The Google VR Daydream Labs team is exploring and sharing the possibilities of animating 3D objects in VR and it looks like a blast.

Daydream Labs is a way for the Google VR team to explore different applications and interactions for virtual reality, pairing engineers with designers to rapidly prototype concepts. They have been consistently sharing their learnings with the VR community and this week, they are showing off 3D animation.


When it comes to producing immersive 3D animation, it can be a difficult and costly endeavor to take on. Not only does it require complex software or motion capture setups, there can be quite a steep learning curve.

Now Daydream Labs is teasing us with some early experiments exploring ways to “reduce technical complexity and even add a greater sense of play when animating in VR,” said Rob Jagnow, a software engineer at Google VR.

In the video below, the team is showing an experiment on how you can bring characters to life in VR by picking up toys, moving them through space and time, and then replaying the scene.

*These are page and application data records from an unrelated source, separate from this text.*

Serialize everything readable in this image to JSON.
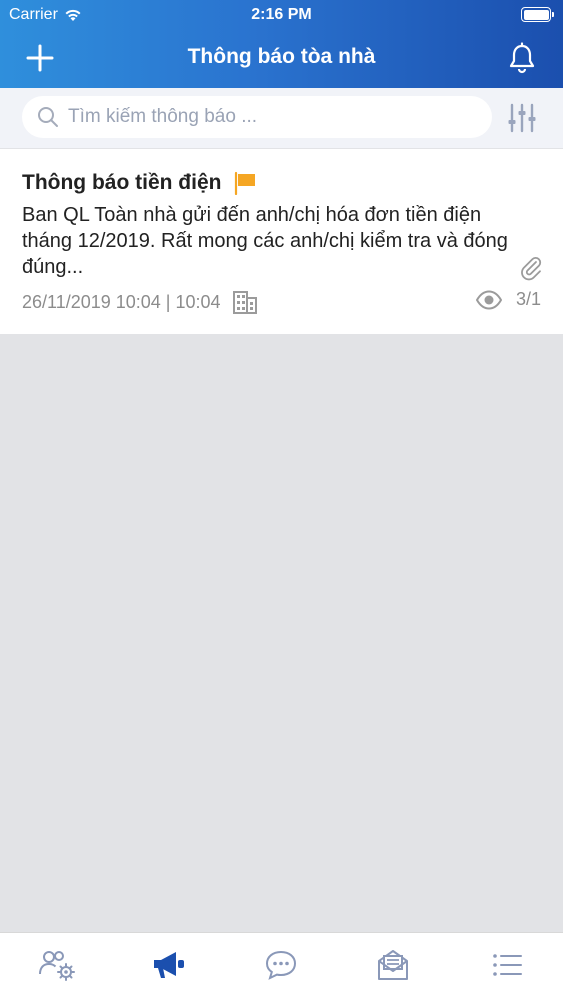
{
  "status_bar": {
    "carrier": "Carrier",
    "time": "2:16 PM",
    "wifi_icon": "wifi-icon",
    "battery_icon": "battery-icon"
  },
  "header": {
    "title": "Thông báo tòa nhà",
    "add_icon": "plus-icon",
    "bell_icon": "bell-icon",
    "gradient": [
      "#2f8fdc",
      "#2a73cf",
      "#1b4fae"
    ]
  },
  "search": {
    "placeholder": "Tìm kiếm thông báo ...",
    "value": "",
    "filter_icon": "sliders-icon"
  },
  "notifications": [
    {
      "title": "Thông báo tiền điện",
      "flag_color": "#f5a623",
      "body": "Ban QL Toàn nhà gửi đến anh/chị hóa đơn tiền điện tháng 12/2019. Rất mong các anh/chị kiểm tra và đóng đúng...",
      "date": "26/11/2019 10:04",
      "separator": " | ",
      "time": "10:04",
      "views": "3/1",
      "has_attachment": true
    }
  ],
  "tab_bar": {
    "active_color": "#1b4fae",
    "inactive_color": "#8a98b8",
    "tabs": [
      {
        "icon": "users-settings-icon",
        "active": false
      },
      {
        "icon": "megaphone-icon",
        "active": true
      },
      {
        "icon": "chat-icon",
        "active": false
      },
      {
        "icon": "mail-icon",
        "active": false
      },
      {
        "icon": "list-icon",
        "active": false
      }
    ]
  }
}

As you move objects around, a timeline is created that you can then scrub through, edit and play back.

Jagnow also shared some insights as he watched people play with the animation experiment Daydream Labs built.

The need for complex metaphors goes away in VR: What can be complicated in 2D can be made intuitive in 3D. Instead of animating with graph editors or icons representing location, people could simply reach out, grab a virtual toy, and carry it through the scene. These simple animations had a handmade charm that conveyed a surprising degree of emotion.

The learning curve drops to zero: People were already familiar with how to interact with real toys, so they jumped right in and got started telling their stories. They didn’t need a lengthy tutorial, and they were able to modify their animations and even add new characters without any additional help.

People react to virtual environments the same way they react to real ones: When people entered a playful VR environment, they understood it was safe space to play with the toys around them. They felt comfortable performing and speaking in funny voices. They took more risks knowing the virtual environment was designed for play.

In addition to showing how simple handmade VR animation can be in the video above, Jagnow also shared what creating more intricate animations could look like in VR, building a way for you to independently animate the joints of a single character. Much like interacting with a puppet, you can record your character’s movement as you separately animated the feet, hands and head.

While VR animation experiments like this won’t replace professional tools anytime soon, the idea of making VR storytelling more accessible to everyone in a natural and intuitive way is one of the most exciting promises of virtual reality. We can’t wait to see what virtual worlds creators will dream up of and the stories they will share.

About the Scout

Jonathan Nafarrete

Jonathan Nafarrete is the co-founder of VRScout.

Send this to a friend